Figure 4: We are on the 27th bottle of iv fluids

We were running an outreach mini clinic, in Gumruk, a small village about 30km from Pibor. Cases were reported also from there. We brought fluids and other supply along and established a small makeshift cholera unit. Local “scouts” were instructed to look for and report new cases and bring them to our unit. If too sick to be moved, we brought fluids to their compounds and started rehydrated them before bringing them to the clinic. The sickest we loaded in our land cruiser and brought to Pibor.

The Murle tribe, inhabiting this remote area, are cattle herders and pastoralists. In this very dry period of the year, a good portion of men and cattle had migrated to greener pastures before the outbreak. The migrants would be back by May or June.

On my leaving in early April, the number of patients had started to subside, but the unit was still in operation and vigilant. Thus far, we counted around 300 lives having been saved by our intervention, most of them, young and healthy. We lost only two. We had no reports of cases from other villages but Gumruk.

We had experienced a cholera outbreak that unlike former outbreaks in the area, had been contained and handled with a minimal loss of lives. Several coacting factors played in:

There was already a fully operational MSF clinic in the village, with support from a very professional and able backup in Nairobi and Brussels, with access to experienced personnel, supply and logistics ready to be activated on short notice.

The outbreak happened during the dry season, and our airfield was readily accessible. Moreover, in the rainy season, faeces and waste would more readily have been washed out into the unprotected water sources. A good portion of the villagers had migrated with their cattle before the outbreak. Villages far apart with modest communication between them prevented the outbreak from spilling over into the wider rural area. There was no warfare of violence going on at the time.

History has shown, that there would be worse to come in S Sudan. The country relapsed into a new bloody civil war in Dec. 2013. And in June 2016 an outbreak of cholera, also starting in Juba, eventually spread into the rural parts covering the whole country, adding more than 20000 cases and 436 deaths to the casualties and misery caused by the war. No new cases have been reported since Dec.2017. In Aug 2018, the rival parties signed (yet another!) peace agreement signalling their will and intention to join forces, promising to lead their young and perilled nation in a peaceful and constructive manner.

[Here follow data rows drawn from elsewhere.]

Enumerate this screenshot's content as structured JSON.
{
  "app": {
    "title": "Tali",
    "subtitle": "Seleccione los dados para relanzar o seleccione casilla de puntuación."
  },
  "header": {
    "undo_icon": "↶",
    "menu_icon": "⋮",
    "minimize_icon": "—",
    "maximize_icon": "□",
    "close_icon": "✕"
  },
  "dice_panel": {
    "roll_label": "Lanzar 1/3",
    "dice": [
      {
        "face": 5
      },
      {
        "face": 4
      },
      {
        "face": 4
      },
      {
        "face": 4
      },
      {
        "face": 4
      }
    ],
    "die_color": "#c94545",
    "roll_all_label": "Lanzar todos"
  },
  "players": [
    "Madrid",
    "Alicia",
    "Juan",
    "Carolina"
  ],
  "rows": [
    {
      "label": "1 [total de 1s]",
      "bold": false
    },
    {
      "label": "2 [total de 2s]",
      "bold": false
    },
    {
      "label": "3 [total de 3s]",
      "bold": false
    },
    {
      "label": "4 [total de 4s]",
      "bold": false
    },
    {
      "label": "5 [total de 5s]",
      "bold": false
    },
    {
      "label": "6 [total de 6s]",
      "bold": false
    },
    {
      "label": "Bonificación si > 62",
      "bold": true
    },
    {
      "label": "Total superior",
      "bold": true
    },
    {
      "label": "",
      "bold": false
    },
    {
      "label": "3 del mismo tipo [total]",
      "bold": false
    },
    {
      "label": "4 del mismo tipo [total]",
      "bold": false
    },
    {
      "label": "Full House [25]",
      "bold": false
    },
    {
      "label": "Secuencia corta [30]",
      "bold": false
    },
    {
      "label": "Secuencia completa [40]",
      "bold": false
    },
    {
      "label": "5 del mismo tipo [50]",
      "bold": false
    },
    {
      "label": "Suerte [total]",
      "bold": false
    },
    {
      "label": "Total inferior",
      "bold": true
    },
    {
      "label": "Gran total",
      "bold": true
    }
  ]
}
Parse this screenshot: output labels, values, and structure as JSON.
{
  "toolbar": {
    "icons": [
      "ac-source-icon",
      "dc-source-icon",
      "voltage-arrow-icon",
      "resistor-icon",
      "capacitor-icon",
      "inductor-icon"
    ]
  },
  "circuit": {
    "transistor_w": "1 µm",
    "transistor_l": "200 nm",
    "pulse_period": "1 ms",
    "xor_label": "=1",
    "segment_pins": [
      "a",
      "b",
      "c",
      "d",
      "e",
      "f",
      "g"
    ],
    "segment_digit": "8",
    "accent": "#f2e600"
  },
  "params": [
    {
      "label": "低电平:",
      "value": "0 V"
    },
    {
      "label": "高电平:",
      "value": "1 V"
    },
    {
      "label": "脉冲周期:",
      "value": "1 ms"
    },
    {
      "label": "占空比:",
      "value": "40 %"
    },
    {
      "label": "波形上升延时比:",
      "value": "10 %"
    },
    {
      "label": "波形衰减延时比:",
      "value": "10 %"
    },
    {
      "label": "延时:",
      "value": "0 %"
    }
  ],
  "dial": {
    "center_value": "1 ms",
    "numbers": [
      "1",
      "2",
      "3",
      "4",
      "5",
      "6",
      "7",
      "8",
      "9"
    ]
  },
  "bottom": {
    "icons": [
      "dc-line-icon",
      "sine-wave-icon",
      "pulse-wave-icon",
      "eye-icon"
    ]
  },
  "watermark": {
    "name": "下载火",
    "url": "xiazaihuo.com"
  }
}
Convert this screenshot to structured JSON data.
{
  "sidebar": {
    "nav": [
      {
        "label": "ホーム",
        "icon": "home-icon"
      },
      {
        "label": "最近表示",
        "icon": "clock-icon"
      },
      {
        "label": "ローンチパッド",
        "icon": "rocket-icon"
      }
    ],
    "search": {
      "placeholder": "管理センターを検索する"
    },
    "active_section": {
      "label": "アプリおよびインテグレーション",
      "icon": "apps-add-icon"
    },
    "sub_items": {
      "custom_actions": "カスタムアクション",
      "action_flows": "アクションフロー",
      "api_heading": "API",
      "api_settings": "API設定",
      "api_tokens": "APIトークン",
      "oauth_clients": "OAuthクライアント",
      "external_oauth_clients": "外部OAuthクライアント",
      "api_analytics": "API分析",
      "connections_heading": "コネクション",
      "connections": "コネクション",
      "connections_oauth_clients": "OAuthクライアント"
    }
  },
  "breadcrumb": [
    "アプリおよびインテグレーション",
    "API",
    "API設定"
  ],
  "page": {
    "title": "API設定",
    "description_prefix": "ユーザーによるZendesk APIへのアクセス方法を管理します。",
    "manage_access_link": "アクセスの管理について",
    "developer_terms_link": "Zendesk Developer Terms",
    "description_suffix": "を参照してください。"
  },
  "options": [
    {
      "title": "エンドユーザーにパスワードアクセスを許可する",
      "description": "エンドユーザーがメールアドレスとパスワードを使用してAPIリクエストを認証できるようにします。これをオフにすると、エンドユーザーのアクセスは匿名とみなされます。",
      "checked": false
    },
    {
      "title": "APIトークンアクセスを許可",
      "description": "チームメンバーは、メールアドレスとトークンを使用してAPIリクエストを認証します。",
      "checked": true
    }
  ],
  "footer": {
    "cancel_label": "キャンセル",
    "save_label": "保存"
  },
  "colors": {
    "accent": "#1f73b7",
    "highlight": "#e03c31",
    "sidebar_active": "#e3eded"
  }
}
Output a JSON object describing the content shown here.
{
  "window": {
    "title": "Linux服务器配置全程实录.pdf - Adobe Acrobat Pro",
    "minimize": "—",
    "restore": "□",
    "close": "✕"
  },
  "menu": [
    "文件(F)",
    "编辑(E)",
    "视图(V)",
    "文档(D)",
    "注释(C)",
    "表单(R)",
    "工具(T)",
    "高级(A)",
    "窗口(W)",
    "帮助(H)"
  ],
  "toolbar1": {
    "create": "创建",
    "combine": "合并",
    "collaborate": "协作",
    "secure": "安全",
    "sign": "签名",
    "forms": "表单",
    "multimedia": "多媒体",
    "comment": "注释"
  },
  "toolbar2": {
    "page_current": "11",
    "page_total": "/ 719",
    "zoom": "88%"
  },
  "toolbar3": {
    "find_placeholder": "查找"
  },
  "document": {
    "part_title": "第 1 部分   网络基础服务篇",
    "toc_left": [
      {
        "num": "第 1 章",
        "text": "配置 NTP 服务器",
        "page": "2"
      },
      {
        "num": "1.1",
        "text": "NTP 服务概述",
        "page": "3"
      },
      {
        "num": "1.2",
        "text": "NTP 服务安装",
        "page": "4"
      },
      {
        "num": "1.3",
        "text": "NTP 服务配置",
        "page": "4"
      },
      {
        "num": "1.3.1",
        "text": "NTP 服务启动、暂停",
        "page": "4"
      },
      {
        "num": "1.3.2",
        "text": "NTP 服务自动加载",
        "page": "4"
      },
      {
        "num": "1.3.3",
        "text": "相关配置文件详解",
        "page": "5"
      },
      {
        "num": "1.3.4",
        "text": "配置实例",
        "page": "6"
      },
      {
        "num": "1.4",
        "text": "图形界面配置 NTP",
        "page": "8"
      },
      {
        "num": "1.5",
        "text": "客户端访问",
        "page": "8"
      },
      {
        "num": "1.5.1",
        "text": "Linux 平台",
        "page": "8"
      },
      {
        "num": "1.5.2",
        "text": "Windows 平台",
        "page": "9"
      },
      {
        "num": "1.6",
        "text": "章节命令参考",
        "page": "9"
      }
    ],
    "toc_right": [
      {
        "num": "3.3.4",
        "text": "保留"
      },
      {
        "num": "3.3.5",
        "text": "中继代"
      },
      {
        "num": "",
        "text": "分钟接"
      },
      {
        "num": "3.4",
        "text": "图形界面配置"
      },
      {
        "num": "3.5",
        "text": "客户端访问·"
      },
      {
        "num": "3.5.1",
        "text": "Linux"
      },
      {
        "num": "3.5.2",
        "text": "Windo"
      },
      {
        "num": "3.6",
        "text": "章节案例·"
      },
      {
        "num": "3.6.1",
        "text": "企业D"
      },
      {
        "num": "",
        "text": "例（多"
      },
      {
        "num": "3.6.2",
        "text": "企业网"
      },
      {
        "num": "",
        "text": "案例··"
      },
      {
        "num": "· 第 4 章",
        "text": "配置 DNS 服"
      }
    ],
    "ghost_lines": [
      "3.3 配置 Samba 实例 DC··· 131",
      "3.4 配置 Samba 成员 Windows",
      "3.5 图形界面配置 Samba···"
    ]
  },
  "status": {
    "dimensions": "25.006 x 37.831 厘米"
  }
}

The youngest nation in our world has experienced a very a rocky start since independence was declared in 2011, as violence, famine, disease, including cholera, has taken a huge toll on its population. There might be more hardships ahead, including cholera outbreaks, unless or until the country gets its acts together, securing the lasting peace, building highly needed infrastructure and more robust institutions.


Article Info

Article Notes

  • Published on: October 29, 2018


  • Cholera

  • Vibrio cholerae


Dr. Gisle Schmidt
Sofienbergt 3b, N-0551 Oslo, Norway; Telephone No: +4747316561;
Email: gschmid@online.no